--- START ---

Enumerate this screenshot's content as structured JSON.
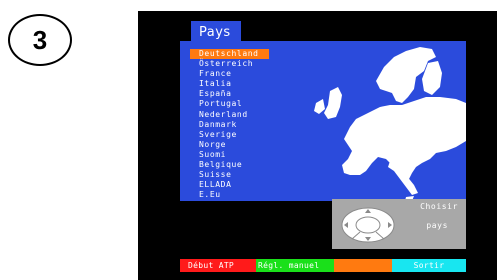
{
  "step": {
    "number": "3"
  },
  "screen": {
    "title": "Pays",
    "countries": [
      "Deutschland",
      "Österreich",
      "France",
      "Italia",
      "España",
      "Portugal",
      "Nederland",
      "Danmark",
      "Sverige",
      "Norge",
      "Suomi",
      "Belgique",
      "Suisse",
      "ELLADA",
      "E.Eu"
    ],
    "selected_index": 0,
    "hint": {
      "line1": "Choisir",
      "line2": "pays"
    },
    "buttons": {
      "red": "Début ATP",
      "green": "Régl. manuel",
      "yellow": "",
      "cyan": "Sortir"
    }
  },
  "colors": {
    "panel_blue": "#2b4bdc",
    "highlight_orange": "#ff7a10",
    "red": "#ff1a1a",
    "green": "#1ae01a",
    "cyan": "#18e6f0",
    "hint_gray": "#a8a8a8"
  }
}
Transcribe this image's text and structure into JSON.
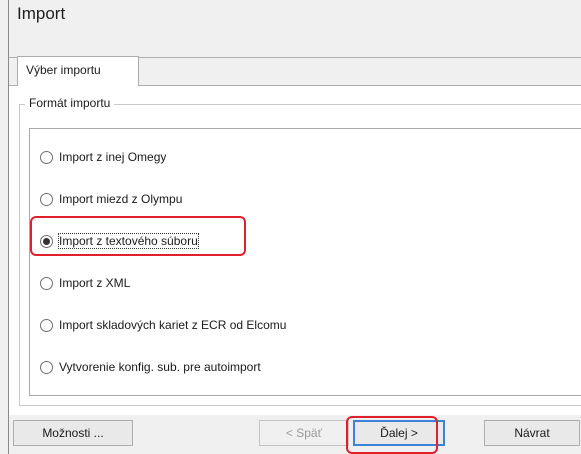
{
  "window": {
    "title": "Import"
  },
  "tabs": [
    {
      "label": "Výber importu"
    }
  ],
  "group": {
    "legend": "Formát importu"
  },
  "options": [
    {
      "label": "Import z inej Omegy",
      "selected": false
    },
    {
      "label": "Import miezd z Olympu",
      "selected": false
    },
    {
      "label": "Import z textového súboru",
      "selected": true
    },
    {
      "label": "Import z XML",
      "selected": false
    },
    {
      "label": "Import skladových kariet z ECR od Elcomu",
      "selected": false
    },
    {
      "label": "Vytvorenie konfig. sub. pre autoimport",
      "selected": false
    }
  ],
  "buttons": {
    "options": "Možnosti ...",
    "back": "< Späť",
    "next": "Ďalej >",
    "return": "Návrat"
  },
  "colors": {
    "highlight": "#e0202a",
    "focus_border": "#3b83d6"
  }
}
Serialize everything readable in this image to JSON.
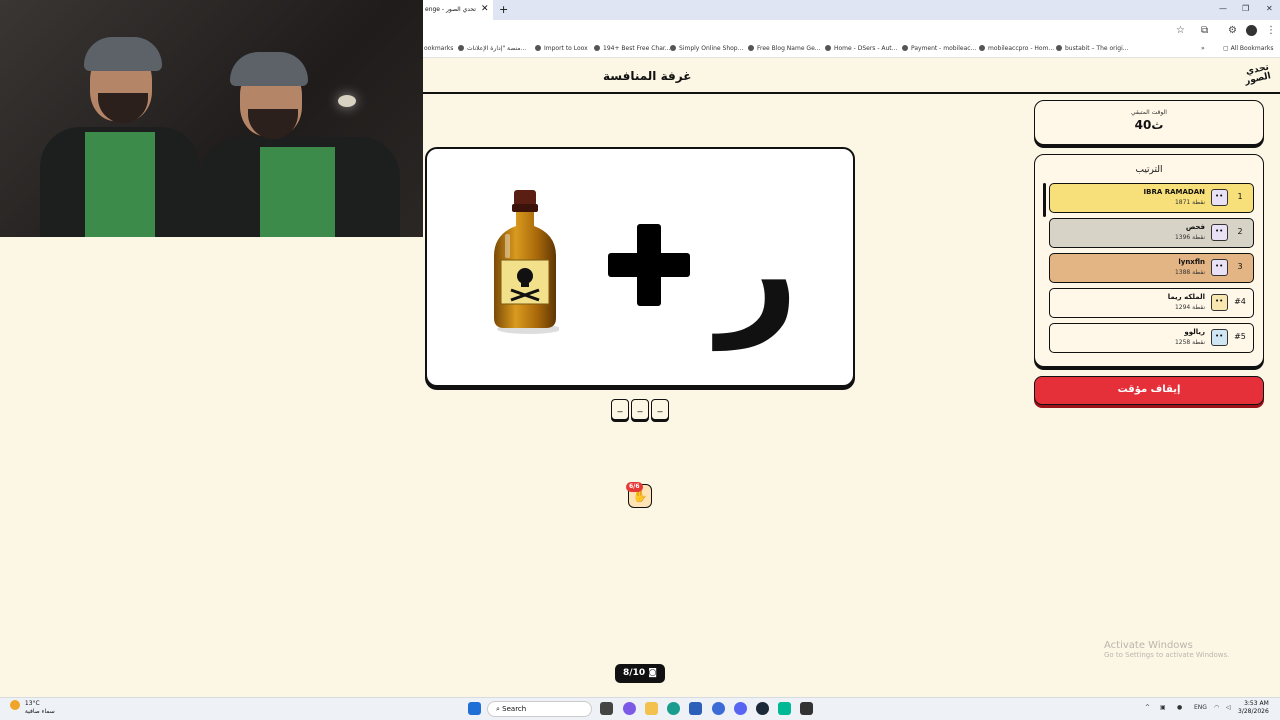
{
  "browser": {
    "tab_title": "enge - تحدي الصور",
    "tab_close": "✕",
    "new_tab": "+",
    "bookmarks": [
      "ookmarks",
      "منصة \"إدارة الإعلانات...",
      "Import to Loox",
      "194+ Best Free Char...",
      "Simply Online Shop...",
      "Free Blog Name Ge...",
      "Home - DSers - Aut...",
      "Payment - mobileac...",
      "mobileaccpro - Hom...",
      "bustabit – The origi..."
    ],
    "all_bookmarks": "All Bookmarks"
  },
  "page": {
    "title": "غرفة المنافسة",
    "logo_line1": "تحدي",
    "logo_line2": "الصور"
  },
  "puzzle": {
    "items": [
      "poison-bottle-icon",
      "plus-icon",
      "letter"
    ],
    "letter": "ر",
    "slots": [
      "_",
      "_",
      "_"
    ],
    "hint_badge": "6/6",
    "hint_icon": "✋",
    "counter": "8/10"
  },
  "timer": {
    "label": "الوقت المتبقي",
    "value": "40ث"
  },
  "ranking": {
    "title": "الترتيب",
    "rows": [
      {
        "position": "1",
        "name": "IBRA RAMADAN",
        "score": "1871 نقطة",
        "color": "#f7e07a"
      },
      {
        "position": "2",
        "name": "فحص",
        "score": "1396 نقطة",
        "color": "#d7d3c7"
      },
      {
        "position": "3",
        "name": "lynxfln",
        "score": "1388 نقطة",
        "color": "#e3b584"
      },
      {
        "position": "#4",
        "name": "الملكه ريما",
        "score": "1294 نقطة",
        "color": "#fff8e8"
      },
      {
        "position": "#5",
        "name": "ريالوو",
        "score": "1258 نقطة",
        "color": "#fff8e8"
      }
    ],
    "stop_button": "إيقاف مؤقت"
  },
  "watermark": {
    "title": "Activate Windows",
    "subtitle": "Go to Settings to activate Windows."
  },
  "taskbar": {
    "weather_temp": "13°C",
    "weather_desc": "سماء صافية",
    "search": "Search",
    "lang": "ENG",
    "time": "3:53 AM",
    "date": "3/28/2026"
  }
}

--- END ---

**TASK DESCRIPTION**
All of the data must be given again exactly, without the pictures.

**ANSWER SPACE**
Enumerate this screenshot's content as structured JSON.
{
  "step": {
    "number": "3"
  },
  "screen": {
    "title": "Pays",
    "countries": [
      "Deutschland",
      "Österreich",
      "France",
      "Italia",
      "España",
      "Portugal",
      "Nederland",
      "Danmark",
      "Sverige",
      "Norge",
      "Suomi",
      "Belgique",
      "Suisse",
      "ELLADA",
      "E.Eu"
    ],
    "selected_index": 0,
    "hint": {
      "line1": "Choisir",
      "line2": "pays"
    },
    "buttons": {
      "red": "Début ATP",
      "green": "Régl. manuel",
      "yellow": "",
      "cyan": "Sortir"
    }
  },
  "colors": {
    "panel_blue": "#2b4bdc",
    "highlight_orange": "#ff7a10",
    "red": "#ff1a1a",
    "green": "#1ae01a",
    "cyan": "#18e6f0",
    "hint_gray": "#a8a8a8"
  }
}
Transcribe this image's text and structure into JSON.
{
  "window": {
    "title": "Import"
  },
  "tabs": [
    {
      "label": "Výber importu"
    }
  ],
  "group": {
    "legend": "Formát importu"
  },
  "options": [
    {
      "label": "Import z inej Omegy",
      "selected": false
    },
    {
      "label": "Import miezd z Olympu",
      "selected": false
    },
    {
      "label": "Import z textového súboru",
      "selected": true
    },
    {
      "label": "Import z XML",
      "selected": false
    },
    {
      "label": "Import skladových kariet z ECR od Elcomu",
      "selected": false
    },
    {
      "label": "Vytvorenie konfig. sub. pre autoimport",
      "selected": false
    }
  ],
  "buttons": {
    "options": "Možnosti ...",
    "back": "< Späť",
    "next": "Ďalej >",
    "return": "Návrat"
  },
  "colors": {
    "highlight": "#e0202a",
    "focus_border": "#3b83d6"
  }
}
Serialize everything readable in this image to JSON.
{
  "browser": {
    "tab_title": "enge - تحدي الصور",
    "tab_close": "✕",
    "new_tab": "+",
    "bookmarks": [
      "ookmarks",
      "منصة \"إدارة الإعلانات...",
      "Import to Loox",
      "194+ Best Free Char...",
      "Simply Online Shop...",
      "Free Blog Name Ge...",
      "Home - DSers - Aut...",
      "Payment - mobileac...",
      "mobileaccpro - Hom...",
      "bustabit – The origi..."
    ],
    "all_bookmarks": "All Bookmarks"
  },
  "page": {
    "title": "غرفة المنافسة",
    "logo_line1": "تحدي",
    "logo_line2": "الصور"
  },
  "puzzle": {
    "items": [
      "poison-bottle-icon",
      "plus-icon",
      "letter"
    ],
    "letter": "ر",
    "slots": [
      "_",
      "_",
      "_"
    ],
    "hint_badge": "6/6",
    "hint_icon": "✋",
    "counter": "8/10"
  },
  "timer": {
    "label": "الوقت المتبقي",
    "value": "40ث"
  },
  "ranking": {
    "title": "الترتيب",
    "rows": [
      {
        "position": "1",
        "name": "IBRA RAMADAN",
        "score": "1871 نقطة",
        "color": "#f7e07a"
      },
      {
        "position": "2",
        "name": "فحص",
        "score": "1396 نقطة",
        "color": "#d7d3c7"
      },
      {
        "position": "3",
        "name": "lynxfln",
        "score": "1388 نقطة",
        "color": "#e3b584"
      },
      {
        "position": "#4",
        "name": "الملكه ريما",
        "score": "1294 نقطة",
        "color": "#fff8e8"
      },
      {
        "position": "#5",
        "name": "ريالوو",
        "score": "1258 نقطة",
        "color": "#fff8e8"
      }
    ],
    "stop_button": "إيقاف مؤقت"
  },
  "watermark": {
    "title": "Activate Windows",
    "subtitle": "Go to Settings to activate Windows."
  },
  "taskbar": {
    "weather_temp": "13°C",
    "weather_desc": "سماء صافية",
    "search": "Search",
    "lang": "ENG",
    "time": "3:53 AM",
    "date": "3/28/2026"
  }
}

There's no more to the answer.